If the New York Philharmonic's Wednesday night concert at Wolf Trap was memorable for its muscle, last night's offering by the Philharmonic was equally notable for its finesse -- thanks in part to a program laden with instrumental contrasts.

While it may not be fair to begrudge three of the orchestra's talented musicians their moment of glory, the inclusion on the program of Vivaldi's rather arid Concerto for Three Violins in F, No. 34, seemed at aesthetic odds with the exhilaration of hearing the Philharmonic bedazzle in two far more opulent scores by Brahms and Bartok. Admittedly, that's a gripe having more to do with the fact that two performances at Wolf Trap in a season will never be enough to savor this orchestra's delights.

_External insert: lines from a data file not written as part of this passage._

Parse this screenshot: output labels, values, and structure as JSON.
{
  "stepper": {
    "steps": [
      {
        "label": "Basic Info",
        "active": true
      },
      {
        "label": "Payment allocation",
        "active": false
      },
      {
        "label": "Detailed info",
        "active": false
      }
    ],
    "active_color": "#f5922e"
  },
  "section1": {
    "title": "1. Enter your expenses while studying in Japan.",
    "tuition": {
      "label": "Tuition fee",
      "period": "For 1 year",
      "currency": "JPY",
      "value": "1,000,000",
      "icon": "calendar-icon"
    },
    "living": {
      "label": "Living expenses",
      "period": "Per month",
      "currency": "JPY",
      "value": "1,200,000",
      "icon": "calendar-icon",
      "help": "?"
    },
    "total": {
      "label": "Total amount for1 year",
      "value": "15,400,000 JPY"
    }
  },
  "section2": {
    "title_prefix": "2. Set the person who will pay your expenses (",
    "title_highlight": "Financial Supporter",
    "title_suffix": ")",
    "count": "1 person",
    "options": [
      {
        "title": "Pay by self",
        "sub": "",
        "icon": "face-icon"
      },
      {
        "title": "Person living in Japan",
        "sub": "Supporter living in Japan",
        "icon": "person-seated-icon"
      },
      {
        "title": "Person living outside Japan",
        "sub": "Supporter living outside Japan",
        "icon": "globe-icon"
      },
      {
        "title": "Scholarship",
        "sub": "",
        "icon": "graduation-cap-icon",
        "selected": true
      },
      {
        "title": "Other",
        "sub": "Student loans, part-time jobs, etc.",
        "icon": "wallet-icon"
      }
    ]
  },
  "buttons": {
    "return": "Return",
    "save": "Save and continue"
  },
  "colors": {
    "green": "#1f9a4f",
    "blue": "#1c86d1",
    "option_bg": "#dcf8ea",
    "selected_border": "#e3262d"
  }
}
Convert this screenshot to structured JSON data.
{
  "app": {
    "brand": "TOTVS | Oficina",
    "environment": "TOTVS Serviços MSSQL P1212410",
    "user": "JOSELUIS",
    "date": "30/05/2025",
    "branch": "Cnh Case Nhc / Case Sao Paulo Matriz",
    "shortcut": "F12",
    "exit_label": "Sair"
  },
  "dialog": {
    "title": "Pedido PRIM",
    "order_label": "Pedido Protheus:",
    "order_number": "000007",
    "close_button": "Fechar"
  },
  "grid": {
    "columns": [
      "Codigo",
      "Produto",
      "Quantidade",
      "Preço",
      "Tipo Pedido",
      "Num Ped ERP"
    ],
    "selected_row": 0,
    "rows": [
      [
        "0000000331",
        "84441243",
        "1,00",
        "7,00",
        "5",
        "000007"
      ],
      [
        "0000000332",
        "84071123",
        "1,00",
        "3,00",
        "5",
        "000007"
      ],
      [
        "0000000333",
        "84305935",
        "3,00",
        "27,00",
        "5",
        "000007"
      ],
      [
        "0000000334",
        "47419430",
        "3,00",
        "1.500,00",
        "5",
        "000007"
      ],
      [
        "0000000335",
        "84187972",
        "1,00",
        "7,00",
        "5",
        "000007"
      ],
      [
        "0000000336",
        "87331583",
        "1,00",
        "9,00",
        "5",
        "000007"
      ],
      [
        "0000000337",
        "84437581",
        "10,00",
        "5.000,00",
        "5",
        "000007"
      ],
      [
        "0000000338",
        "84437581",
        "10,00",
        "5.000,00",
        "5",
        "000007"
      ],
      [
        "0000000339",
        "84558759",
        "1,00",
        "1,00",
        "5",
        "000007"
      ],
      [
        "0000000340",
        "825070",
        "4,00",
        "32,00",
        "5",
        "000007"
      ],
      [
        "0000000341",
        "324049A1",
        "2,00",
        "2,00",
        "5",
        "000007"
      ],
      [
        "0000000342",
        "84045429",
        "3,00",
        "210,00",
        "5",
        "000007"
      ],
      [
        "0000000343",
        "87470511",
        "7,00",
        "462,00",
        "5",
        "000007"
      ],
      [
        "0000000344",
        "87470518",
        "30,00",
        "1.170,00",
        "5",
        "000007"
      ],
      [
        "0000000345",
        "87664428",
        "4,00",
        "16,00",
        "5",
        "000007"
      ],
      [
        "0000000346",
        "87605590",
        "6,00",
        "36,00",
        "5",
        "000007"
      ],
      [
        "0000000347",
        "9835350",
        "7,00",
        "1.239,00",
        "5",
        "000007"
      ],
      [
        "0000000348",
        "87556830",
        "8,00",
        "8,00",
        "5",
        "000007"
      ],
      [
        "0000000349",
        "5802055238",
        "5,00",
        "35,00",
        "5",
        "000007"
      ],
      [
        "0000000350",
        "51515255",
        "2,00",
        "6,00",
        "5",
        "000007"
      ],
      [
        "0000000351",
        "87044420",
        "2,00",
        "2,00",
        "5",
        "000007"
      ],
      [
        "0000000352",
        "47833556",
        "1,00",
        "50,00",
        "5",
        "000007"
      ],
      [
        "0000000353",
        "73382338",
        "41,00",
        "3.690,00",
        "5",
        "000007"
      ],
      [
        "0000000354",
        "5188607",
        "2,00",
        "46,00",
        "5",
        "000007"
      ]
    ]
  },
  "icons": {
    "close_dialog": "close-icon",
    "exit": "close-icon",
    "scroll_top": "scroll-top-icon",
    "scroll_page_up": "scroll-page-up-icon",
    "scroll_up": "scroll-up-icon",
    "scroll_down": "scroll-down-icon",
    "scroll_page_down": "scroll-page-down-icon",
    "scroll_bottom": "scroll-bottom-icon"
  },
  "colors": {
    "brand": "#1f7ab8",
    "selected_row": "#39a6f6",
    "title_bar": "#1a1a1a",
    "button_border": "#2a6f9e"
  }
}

But while Kerry McDermott, Fiona Simon and Yoko Takebe performed credibly enough in the Vivaldi, their rendition was hardly stellar. Lines in the opening Allegro were more wooden than inspired; unisons were workmanlike, but lacked luster; imitative figures were thrown away rather than used, as they should be, to build dynamic momentum. McDermott and Simon warmed to their subject in the Andante (though Takebe's accompanying line never was heard clearly), and happily all three shared moments of lyric grace in the closing movement -- albeit a little late.

What a contrast then to hear the Philharmonic in full flight during Bartok's Suite from "The Miraculous Mandarin." Fireworks erupted from the start with swirling violin figures, crashing brass entries and quieter though no less poignant solo passages for viola and clarinet. Director Zubin Mehta's unerring attention to detail unleashed a polished orchestra upon an equally polished composition, and the results were enormously gratifying.

Mehta's insights into Brahms's Symphony No. 1 in C Minor, Op. 68, and the orchestra's ability to deliver were alone worth the price of admission: It was as finely wrought a performance as any likely to come our way. The whole was imbued with a sad, heroic quality. In lesser hands, the music might have teetered toward the maudlin, but here the phrasing was golden, the touch sublime.